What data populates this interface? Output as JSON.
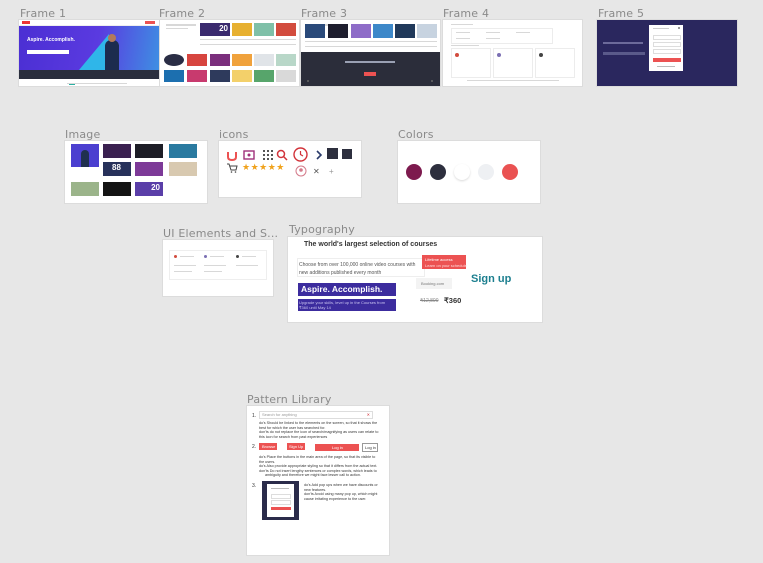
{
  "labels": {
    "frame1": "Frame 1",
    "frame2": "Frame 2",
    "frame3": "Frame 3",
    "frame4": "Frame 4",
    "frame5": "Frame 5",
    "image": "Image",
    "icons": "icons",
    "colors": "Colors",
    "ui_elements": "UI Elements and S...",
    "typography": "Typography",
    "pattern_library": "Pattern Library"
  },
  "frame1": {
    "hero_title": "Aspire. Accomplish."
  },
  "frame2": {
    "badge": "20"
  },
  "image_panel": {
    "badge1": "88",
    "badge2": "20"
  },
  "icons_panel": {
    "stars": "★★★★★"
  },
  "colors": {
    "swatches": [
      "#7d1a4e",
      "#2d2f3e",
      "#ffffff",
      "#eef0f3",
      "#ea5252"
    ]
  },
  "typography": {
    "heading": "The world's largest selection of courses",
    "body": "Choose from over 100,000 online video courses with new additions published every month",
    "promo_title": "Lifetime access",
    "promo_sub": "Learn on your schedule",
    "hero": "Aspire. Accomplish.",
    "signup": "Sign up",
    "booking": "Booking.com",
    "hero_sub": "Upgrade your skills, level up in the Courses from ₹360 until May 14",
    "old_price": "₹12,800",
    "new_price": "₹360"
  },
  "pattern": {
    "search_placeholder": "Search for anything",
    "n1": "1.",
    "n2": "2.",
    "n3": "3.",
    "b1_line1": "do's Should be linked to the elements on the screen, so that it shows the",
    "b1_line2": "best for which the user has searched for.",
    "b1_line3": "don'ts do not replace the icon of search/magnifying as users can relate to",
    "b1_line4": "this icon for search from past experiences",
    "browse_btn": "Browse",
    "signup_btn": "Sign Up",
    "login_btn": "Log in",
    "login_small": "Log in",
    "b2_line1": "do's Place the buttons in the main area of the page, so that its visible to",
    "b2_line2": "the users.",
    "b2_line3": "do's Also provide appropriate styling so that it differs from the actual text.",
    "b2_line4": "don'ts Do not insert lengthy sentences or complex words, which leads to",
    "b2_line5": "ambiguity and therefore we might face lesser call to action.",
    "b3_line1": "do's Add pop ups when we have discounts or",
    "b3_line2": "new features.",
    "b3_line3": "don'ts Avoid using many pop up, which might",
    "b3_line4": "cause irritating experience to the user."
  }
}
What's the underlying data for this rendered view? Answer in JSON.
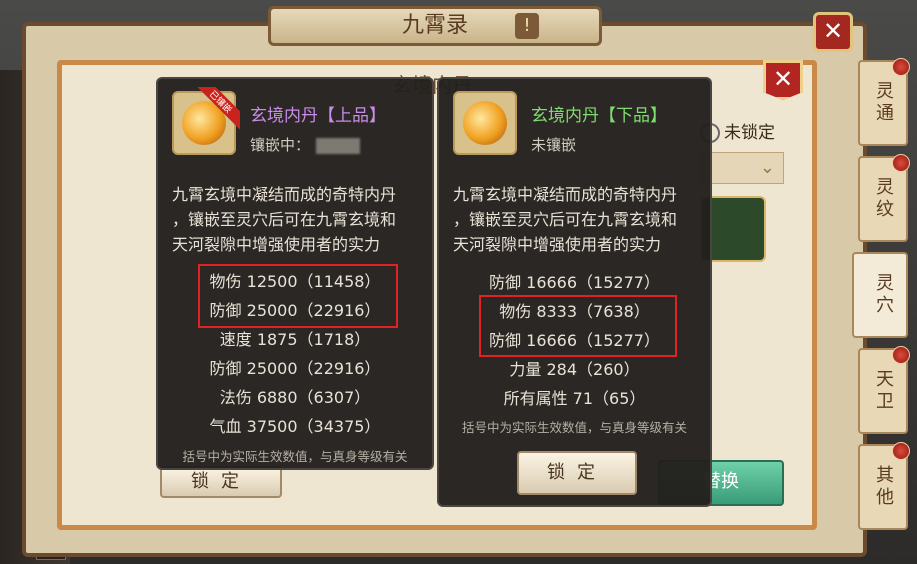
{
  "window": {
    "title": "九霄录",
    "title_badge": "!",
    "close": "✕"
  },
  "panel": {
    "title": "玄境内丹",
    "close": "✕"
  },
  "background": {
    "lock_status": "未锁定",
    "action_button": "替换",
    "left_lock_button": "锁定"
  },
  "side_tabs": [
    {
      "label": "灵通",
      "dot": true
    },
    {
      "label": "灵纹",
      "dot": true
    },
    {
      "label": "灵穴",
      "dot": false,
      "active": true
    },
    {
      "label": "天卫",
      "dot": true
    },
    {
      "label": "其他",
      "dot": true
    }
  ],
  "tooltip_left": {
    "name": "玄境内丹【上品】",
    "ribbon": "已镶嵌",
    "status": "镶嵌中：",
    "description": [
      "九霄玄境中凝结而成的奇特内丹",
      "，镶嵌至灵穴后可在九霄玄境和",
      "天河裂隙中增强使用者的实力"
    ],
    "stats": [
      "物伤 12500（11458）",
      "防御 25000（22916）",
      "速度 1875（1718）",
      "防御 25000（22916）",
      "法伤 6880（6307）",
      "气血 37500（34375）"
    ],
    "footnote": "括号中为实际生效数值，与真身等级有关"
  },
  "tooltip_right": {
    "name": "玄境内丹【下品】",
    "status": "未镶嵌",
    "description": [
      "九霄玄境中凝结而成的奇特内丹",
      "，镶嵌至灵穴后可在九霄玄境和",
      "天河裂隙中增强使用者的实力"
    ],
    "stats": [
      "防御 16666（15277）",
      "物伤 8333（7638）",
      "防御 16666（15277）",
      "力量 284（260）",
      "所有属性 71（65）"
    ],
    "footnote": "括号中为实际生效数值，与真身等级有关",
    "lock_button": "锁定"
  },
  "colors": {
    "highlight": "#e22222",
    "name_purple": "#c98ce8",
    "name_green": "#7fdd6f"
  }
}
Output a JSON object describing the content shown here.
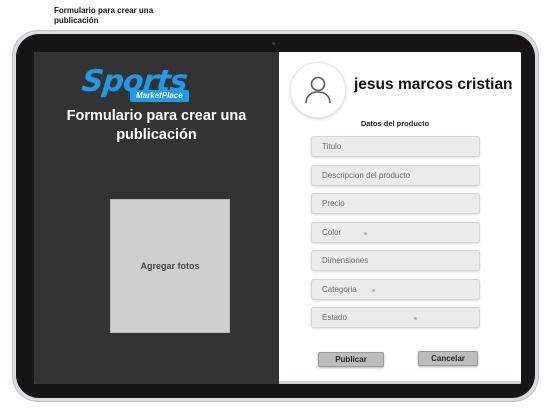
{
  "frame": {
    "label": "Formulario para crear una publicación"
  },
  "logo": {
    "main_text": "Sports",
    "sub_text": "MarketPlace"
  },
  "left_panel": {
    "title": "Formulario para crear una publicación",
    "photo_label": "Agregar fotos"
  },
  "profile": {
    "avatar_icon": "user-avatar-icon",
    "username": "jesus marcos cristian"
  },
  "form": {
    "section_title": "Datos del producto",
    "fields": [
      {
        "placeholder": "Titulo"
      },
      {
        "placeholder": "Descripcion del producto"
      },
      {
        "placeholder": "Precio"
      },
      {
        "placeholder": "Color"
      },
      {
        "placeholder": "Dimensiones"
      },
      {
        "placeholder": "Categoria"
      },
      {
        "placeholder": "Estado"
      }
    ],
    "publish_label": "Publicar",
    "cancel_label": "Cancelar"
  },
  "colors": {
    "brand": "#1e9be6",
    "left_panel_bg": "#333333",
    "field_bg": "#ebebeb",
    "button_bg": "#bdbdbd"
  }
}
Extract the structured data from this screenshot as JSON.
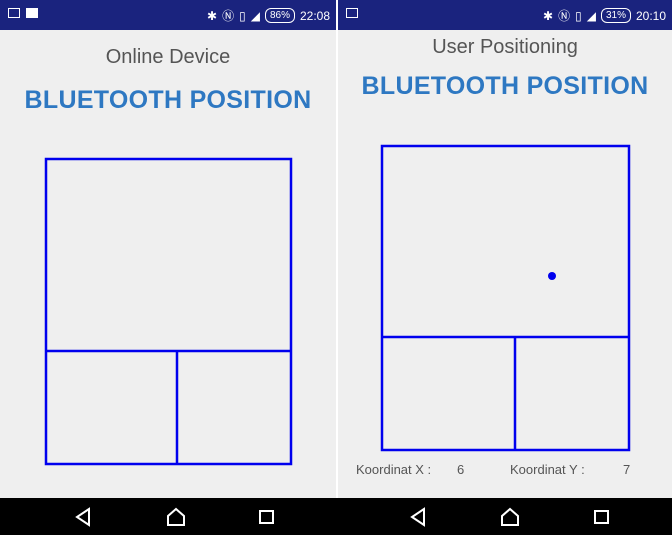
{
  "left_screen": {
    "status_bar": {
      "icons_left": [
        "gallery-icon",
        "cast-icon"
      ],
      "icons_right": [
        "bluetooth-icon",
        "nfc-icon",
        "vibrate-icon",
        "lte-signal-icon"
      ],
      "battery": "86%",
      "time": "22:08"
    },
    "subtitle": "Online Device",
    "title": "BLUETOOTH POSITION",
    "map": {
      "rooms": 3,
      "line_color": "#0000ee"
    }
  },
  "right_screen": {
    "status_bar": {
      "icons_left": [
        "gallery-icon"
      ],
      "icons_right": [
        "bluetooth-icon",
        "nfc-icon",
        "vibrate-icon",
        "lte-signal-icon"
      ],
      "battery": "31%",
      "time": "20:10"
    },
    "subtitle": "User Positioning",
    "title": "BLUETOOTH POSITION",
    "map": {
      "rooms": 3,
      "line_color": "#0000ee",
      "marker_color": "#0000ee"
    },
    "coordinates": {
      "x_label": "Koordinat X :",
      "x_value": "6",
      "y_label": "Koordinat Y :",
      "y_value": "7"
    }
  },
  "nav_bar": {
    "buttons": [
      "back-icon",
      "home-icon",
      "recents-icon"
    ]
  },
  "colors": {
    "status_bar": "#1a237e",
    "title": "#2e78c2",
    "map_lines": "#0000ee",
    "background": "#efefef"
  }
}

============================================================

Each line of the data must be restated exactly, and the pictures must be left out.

What data populates this interface? Output as JSON.
{
  "labels": {
    "frame1": "Frame 1",
    "frame2": "Frame 2",
    "frame3": "Frame 3",
    "frame4": "Frame 4",
    "frame5": "Frame 5",
    "image": "Image",
    "icons": "icons",
    "colors": "Colors",
    "ui_elements": "UI Elements and S...",
    "typography": "Typography",
    "pattern_library": "Pattern Library"
  },
  "frame1": {
    "hero_title": "Aspire. Accomplish."
  },
  "frame2": {
    "badge": "20"
  },
  "image_panel": {
    "badge1": "88",
    "badge2": "20"
  },
  "icons_panel": {
    "stars": "★★★★★"
  },
  "colors": {
    "swatches": [
      "#7d1a4e",
      "#2d2f3e",
      "#ffffff",
      "#eef0f3",
      "#ea5252"
    ]
  },
  "typography": {
    "heading": "The world's largest selection of courses",
    "body": "Choose from over 100,000 online video courses with new additions published every month",
    "promo_title": "Lifetime access",
    "promo_sub": "Learn on your schedule",
    "hero": "Aspire. Accomplish.",
    "signup": "Sign up",
    "booking": "Booking.com",
    "hero_sub": "Upgrade your skills, level up in the Courses from ₹360 until May 14",
    "old_price": "₹12,800",
    "new_price": "₹360"
  },
  "pattern": {
    "search_placeholder": "Search for anything",
    "n1": "1.",
    "n2": "2.",
    "n3": "3.",
    "b1_line1": "do's Should be linked to the elements on the screen, so that it shows the",
    "b1_line2": "best for which the user has searched for.",
    "b1_line3": "don'ts do not replace the icon of search/magnifying as users can relate to",
    "b1_line4": "this icon for search from past experiences",
    "browse_btn": "Browse",
    "signup_btn": "Sign Up",
    "login_btn": "Log in",
    "login_small": "Log in",
    "b2_line1": "do's Place the buttons in the main area of the page, so that its visible to",
    "b2_line2": "the users.",
    "b2_line3": "do's Also provide appropriate styling so that it differs from the actual text.",
    "b2_line4": "don'ts Do not insert lengthy sentences or complex words, which leads to",
    "b2_line5": "ambiguity and therefore we might face lesser call to action.",
    "b3_line1": "do's Add pop ups when we have discounts or",
    "b3_line2": "new features.",
    "b3_line3": "don'ts Avoid using many pop up, which might",
    "b3_line4": "cause irritating experience to the user."
  }
}
What's the underlying data for this rendered view? Answer in JSON.
{
  "window": {
    "title": "九霄录",
    "title_badge": "!",
    "close": "✕"
  },
  "panel": {
    "title": "玄境内丹",
    "close": "✕"
  },
  "background": {
    "lock_status": "未锁定",
    "action_button": "替换",
    "left_lock_button": "锁定"
  },
  "side_tabs": [
    {
      "label": "灵通",
      "dot": true
    },
    {
      "label": "灵纹",
      "dot": true
    },
    {
      "label": "灵穴",
      "dot": false,
      "active": true
    },
    {
      "label": "天卫",
      "dot": true
    },
    {
      "label": "其他",
      "dot": true
    }
  ],
  "tooltip_left": {
    "name": "玄境内丹【上品】",
    "ribbon": "已镶嵌",
    "status": "镶嵌中：",
    "description": [
      "九霄玄境中凝结而成的奇特内丹",
      "，镶嵌至灵穴后可在九霄玄境和",
      "天河裂隙中增强使用者的实力"
    ],
    "stats": [
      "物伤 12500（11458）",
      "防御 25000（22916）",
      "速度 1875（1718）",
      "防御 25000（22916）",
      "法伤 6880（6307）",
      "气血 37500（34375）"
    ],
    "footnote": "括号中为实际生效数值，与真身等级有关"
  },
  "tooltip_right": {
    "name": "玄境内丹【下品】",
    "status": "未镶嵌",
    "description": [
      "九霄玄境中凝结而成的奇特内丹",
      "，镶嵌至灵穴后可在九霄玄境和",
      "天河裂隙中增强使用者的实力"
    ],
    "stats": [
      "防御 16666（15277）",
      "物伤 8333（7638）",
      "防御 16666（15277）",
      "力量 284（260）",
      "所有属性 71（65）"
    ],
    "footnote": "括号中为实际生效数值，与真身等级有关",
    "lock_button": "锁定"
  },
  "colors": {
    "highlight": "#e22222",
    "name_purple": "#c98ce8",
    "name_green": "#7fdd6f"
  }
}
Output a JSON object describing the content shown here.
{
  "frame": {
    "label": "Formulario para crear una publicación"
  },
  "logo": {
    "main_text": "Sports",
    "sub_text": "MarketPlace"
  },
  "left_panel": {
    "title": "Formulario para crear una publicación",
    "photo_label": "Agregar fotos"
  },
  "profile": {
    "avatar_icon": "user-avatar-icon",
    "username": "jesus marcos cristian"
  },
  "form": {
    "section_title": "Datos del producto",
    "fields": [
      {
        "placeholder": "Titulo"
      },
      {
        "placeholder": "Descripcion del producto"
      },
      {
        "placeholder": "Precio"
      },
      {
        "placeholder": "Color"
      },
      {
        "placeholder": "Dimensiones"
      },
      {
        "placeholder": "Categoria"
      },
      {
        "placeholder": "Estado"
      }
    ],
    "publish_label": "Publicar",
    "cancel_label": "Cancelar"
  },
  "colors": {
    "brand": "#1e9be6",
    "left_panel_bg": "#333333",
    "field_bg": "#ebebeb",
    "button_bg": "#bdbdbd"
  }
}
Extract the structured data from this screenshot as JSON.
{
  "left_screen": {
    "status_bar": {
      "icons_left": [
        "gallery-icon",
        "cast-icon"
      ],
      "icons_right": [
        "bluetooth-icon",
        "nfc-icon",
        "vibrate-icon",
        "lte-signal-icon"
      ],
      "battery": "86%",
      "time": "22:08"
    },
    "subtitle": "Online Device",
    "title": "BLUETOOTH POSITION",
    "map": {
      "rooms": 3,
      "line_color": "#0000ee"
    }
  },
  "right_screen": {
    "status_bar": {
      "icons_left": [
        "gallery-icon"
      ],
      "icons_right": [
        "bluetooth-icon",
        "nfc-icon",
        "vibrate-icon",
        "lte-signal-icon"
      ],
      "battery": "31%",
      "time": "20:10"
    },
    "subtitle": "User Positioning",
    "title": "BLUETOOTH POSITION",
    "map": {
      "rooms": 3,
      "line_color": "#0000ee",
      "marker_color": "#0000ee"
    },
    "coordinates": {
      "x_label": "Koordinat X :",
      "x_value": "6",
      "y_label": "Koordinat Y :",
      "y_value": "7"
    }
  },
  "nav_bar": {
    "buttons": [
      "back-icon",
      "home-icon",
      "recents-icon"
    ]
  },
  "colors": {
    "status_bar": "#1a237e",
    "title": "#2e78c2",
    "map_lines": "#0000ee",
    "background": "#efefef"
  }
}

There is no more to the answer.